**Problem:** Extract every line from the records below that contains the word "take".
[[ Data to process, beginning ]]
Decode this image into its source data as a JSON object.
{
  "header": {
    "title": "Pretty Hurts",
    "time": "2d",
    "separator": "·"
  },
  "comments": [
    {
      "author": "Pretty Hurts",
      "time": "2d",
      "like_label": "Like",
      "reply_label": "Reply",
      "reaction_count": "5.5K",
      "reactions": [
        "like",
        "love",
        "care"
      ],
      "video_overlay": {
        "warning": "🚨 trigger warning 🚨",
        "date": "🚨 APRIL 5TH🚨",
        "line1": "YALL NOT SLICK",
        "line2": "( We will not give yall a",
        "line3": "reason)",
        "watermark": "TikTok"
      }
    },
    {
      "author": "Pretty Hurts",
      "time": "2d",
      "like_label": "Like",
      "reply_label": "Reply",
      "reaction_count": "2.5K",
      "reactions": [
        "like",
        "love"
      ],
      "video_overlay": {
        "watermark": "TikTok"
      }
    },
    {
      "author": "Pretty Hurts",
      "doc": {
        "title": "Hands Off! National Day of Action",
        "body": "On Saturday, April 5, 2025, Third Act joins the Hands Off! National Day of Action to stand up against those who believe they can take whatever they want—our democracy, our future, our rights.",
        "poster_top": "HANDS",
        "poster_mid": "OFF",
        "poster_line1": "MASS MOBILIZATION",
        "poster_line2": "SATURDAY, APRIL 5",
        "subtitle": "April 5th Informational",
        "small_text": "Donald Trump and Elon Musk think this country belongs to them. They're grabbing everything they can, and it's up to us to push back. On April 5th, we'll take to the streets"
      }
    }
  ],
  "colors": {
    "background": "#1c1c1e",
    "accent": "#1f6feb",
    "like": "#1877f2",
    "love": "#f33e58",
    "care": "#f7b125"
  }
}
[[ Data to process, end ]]
**Task response:**
        "body": "On Saturday, April 5, 2025, Third Act joins the Hands Off! National Day of Action to stand up against those who believe they can take whatever they want—our democracy, our future, our rights.",
        "small_text": "Donald Trump and Elon Musk think this country belongs to them. They're grabbing everything they can, and it's up to us to push back. On April 5th, we'll take to the streets"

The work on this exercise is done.